Proving he was in it for the long game, Italian scientist Nando Boero suggests he began studying jellyfish in 1982 at the University Of Genoa as a means of naming an undocumented species after his musical hero, Frank Zappa. “My strategy was a simple one: that fauna was (and is) not well known; I would find some new species for sure; once I had found them I would have to give them a name; I would dedicate one of them to Frank Zappa; I would tell him about it; He would invite me for a visit." After naming Phialella zappai after the Mothers Of Invention frontman, Zappa responded to Boero in a 1983 letter by exclaiming "There is nothing I'd like better than having a jellyfish named after me". The pair subsequently met a number of times, with Zappa even referencing the scientist during his Genoa concert on his 1988 tour. Zappa’s quirky musical output is obviously a favourite in the scientific community - he also has fish, bacteria, an extinct mollusc, a snail, a spider and an asteroid named in his honour.
- Ozzy Osbourne’s frog
During a research expedition in the Amazon in 2009, scientists were captivated by a small tree frog with a strange, bat-like call. As fans of Black Sabbath’s bat-biting frontman Ozzy Osbourne, the Brazilian scientists behind the discovery dubbed the amphibian Dendropsophus ozzyi.
- James Taylor and Carole King’s stoneflies
Not only have they performed together at various intervals over the course of almost 50 years, James Taylor and Carole King have also both been immortalised in the scientific names of two stonefly species: Anacroneuria taylori and Anacroneuria carole. Named by Mississippi College scientist and international stonefly expert Dr. Bill Stark, the pair were honoured in insect form in tribute to their environmental advocacy.
- Roger Deacon’s damselfly
His species might not be as cool as the Indian frog named in honour of his late frontman Freddie Mercury, but in 2013 Queen’s subdued bassist John Deacon was acknowledged by Brazilian entomologists. Named Heteragrion johndeaconi, it seems apt that the songwriter behind the Queen classic “Another One Bites The Dust” would be recognised in a species that has a life cycle of no more than a few weeks.
- Mick Jagger’s snail
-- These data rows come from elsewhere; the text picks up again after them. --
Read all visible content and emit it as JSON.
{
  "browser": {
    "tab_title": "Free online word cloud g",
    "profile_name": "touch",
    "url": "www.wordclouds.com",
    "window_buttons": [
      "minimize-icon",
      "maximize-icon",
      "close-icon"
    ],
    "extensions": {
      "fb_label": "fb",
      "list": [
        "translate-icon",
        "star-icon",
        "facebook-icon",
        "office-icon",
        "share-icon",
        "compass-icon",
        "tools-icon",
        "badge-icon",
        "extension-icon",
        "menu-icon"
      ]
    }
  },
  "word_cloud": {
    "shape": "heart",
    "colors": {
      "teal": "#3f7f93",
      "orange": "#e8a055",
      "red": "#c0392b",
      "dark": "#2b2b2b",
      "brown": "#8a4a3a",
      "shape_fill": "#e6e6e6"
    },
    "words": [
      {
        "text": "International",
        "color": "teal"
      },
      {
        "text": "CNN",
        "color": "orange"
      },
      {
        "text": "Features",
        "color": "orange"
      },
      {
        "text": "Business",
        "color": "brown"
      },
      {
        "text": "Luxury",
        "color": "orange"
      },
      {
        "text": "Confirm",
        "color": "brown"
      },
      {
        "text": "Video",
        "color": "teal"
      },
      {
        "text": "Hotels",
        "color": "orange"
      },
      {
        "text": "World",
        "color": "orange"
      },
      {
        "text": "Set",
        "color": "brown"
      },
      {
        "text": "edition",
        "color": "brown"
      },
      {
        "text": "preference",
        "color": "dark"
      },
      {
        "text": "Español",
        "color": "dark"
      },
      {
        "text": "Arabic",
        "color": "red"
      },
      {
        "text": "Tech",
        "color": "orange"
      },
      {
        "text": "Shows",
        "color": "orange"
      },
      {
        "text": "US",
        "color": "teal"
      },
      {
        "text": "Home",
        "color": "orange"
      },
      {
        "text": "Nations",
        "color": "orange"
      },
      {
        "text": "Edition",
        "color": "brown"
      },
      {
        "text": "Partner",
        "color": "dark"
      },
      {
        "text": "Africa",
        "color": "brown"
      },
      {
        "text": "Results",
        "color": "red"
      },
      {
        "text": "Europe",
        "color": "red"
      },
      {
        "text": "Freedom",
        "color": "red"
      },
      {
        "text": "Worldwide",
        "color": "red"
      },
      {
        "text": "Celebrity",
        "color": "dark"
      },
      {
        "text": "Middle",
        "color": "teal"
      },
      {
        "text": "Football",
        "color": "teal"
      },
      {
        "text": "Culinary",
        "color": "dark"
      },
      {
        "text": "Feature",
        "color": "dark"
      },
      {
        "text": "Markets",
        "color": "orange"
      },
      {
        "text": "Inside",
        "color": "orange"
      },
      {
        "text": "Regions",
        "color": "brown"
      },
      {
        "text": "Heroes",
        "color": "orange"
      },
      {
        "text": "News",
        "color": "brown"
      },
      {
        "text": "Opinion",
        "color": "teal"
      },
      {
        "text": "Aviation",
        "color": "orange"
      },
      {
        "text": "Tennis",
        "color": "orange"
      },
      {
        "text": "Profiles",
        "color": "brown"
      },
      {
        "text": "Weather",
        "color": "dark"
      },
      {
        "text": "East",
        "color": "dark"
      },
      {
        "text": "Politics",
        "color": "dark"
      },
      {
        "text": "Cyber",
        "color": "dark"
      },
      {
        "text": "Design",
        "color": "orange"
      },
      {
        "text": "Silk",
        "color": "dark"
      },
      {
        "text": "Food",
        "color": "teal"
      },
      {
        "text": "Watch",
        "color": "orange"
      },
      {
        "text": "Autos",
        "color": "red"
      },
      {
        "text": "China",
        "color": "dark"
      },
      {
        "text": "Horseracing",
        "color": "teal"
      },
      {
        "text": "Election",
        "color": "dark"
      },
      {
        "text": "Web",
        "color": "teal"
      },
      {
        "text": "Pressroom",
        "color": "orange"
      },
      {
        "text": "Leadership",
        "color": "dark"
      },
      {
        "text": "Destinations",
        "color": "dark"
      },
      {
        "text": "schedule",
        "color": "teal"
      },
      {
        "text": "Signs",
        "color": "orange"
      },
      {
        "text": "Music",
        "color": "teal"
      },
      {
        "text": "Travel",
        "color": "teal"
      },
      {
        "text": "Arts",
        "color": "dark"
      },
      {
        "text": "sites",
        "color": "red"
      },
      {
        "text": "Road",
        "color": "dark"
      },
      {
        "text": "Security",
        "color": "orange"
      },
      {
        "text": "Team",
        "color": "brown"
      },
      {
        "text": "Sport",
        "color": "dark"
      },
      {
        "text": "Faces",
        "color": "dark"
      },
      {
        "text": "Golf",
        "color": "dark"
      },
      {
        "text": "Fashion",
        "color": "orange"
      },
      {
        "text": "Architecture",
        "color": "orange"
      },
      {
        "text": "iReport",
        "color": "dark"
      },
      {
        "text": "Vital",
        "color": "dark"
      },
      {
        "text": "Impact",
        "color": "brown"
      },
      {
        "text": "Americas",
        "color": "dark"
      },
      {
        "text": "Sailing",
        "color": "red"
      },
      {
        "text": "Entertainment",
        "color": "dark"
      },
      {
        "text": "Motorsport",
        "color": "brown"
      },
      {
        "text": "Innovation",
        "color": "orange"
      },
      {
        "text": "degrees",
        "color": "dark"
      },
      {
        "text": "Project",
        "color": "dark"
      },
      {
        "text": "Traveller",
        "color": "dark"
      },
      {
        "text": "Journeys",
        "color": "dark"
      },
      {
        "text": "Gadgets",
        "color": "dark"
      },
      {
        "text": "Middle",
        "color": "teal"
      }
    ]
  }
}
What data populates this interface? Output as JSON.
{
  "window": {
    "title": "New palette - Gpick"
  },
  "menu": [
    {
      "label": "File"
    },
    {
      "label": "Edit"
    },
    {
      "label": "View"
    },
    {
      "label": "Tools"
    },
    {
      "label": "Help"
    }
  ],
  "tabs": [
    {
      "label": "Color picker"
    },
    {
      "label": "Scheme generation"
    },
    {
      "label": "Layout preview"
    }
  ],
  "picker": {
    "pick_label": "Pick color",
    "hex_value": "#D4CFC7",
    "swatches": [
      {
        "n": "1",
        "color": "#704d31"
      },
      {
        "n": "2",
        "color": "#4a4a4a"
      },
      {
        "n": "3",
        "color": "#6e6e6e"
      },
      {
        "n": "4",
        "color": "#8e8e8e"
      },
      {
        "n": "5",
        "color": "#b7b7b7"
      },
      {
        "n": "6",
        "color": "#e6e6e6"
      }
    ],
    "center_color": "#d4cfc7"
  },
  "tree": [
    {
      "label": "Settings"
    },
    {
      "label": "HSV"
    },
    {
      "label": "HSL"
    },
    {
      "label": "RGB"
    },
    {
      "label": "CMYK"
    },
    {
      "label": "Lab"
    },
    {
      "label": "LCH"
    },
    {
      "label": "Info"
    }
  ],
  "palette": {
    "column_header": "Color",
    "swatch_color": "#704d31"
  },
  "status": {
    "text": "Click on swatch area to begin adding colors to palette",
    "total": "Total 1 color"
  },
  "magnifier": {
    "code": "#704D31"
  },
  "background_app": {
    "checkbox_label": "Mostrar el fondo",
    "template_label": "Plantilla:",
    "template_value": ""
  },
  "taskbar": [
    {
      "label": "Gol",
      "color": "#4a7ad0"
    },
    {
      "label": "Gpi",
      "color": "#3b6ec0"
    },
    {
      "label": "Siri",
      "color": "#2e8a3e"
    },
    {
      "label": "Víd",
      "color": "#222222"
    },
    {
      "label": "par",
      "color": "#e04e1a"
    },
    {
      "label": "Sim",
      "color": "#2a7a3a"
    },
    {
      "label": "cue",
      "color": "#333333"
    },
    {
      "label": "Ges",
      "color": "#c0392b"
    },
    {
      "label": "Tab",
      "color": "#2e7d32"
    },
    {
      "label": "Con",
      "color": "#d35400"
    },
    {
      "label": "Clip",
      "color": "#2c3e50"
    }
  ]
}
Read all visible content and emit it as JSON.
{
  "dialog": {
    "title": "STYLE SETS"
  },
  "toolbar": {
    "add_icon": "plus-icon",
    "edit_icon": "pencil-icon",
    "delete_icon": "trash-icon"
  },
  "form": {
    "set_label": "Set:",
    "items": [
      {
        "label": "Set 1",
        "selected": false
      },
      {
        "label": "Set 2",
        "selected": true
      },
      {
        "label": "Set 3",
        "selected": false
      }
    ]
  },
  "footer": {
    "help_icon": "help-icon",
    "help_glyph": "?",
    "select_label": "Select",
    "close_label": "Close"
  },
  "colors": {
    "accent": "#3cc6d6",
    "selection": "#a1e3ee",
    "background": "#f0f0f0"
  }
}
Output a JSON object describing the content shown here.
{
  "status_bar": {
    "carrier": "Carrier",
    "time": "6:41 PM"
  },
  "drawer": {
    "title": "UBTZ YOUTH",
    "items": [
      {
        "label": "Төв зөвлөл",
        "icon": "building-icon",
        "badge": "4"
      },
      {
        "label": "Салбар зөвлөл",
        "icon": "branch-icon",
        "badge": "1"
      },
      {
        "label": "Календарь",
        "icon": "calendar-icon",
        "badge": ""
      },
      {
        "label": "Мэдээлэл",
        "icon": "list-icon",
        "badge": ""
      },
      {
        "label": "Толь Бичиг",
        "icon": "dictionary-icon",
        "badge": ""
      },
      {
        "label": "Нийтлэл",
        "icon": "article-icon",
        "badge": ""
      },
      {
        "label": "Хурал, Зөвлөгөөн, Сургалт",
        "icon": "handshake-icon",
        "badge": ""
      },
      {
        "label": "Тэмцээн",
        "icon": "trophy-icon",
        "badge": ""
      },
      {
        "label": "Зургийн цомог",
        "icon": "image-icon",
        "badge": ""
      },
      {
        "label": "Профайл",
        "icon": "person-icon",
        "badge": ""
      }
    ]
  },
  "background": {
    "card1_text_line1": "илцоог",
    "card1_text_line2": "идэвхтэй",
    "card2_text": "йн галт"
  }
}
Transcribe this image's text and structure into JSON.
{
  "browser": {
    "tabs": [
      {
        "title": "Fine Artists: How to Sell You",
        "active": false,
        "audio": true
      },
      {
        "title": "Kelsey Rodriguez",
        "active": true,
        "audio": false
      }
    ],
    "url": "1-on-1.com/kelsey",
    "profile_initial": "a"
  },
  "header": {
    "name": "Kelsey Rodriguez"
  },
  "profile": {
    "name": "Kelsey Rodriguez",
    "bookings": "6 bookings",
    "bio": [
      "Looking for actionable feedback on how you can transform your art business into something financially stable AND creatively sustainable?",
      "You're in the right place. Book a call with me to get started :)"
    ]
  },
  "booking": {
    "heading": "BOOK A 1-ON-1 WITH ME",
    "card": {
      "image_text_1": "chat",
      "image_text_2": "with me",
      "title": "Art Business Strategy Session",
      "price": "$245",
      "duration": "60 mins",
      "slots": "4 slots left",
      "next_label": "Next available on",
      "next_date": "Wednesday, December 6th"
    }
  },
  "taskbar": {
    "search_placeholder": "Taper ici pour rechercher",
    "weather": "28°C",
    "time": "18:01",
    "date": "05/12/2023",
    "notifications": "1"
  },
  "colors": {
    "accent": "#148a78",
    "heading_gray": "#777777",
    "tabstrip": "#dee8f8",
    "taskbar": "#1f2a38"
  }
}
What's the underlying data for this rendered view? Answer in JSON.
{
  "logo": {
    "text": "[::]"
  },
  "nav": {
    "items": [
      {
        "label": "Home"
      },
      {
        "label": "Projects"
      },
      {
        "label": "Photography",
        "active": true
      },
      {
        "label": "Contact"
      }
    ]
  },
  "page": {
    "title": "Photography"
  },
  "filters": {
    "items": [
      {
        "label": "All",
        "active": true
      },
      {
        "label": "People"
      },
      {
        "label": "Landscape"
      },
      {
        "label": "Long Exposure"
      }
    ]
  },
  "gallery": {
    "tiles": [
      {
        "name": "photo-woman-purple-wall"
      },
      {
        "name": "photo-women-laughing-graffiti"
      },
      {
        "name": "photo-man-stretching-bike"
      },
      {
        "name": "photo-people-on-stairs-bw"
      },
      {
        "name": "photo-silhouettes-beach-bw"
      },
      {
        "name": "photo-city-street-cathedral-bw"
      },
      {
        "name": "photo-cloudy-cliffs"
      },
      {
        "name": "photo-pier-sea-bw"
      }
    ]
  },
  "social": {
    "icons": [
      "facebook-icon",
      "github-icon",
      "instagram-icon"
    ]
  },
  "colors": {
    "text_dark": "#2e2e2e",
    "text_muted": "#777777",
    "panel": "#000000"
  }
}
The 2014 naming of an extinct sea snail after The Rolling Stones’ Mick Jagger was a perfect opportunity for newspaper editors to roll out another round of ‘old fossil’ jokes. Found in Nevada and with a shell less than a centimetre long, the creature’s large lips were given as the reason the sea snail was named after the British rock star back in 1972. “Hey! You! Get off of my shell!” doesn’t quite have the same ring to it though, does it?
- Lou Reed’s spider
We finish with another dead rock star with a spider named after him, but this one’s also a beauty. In 2012 the genus Loureedia was named after the famously prickly artist thanks to the fact it’s a velvet spider which lives underground in the Mediterranean. Still don’t get it? Reed’s first small steps towards success came as part of ‘60s group The Velvet Underground, whose track “I’m Waiting For The Man” was, coincidentally, first covered live by none other than David Bowie in 1967. Zing!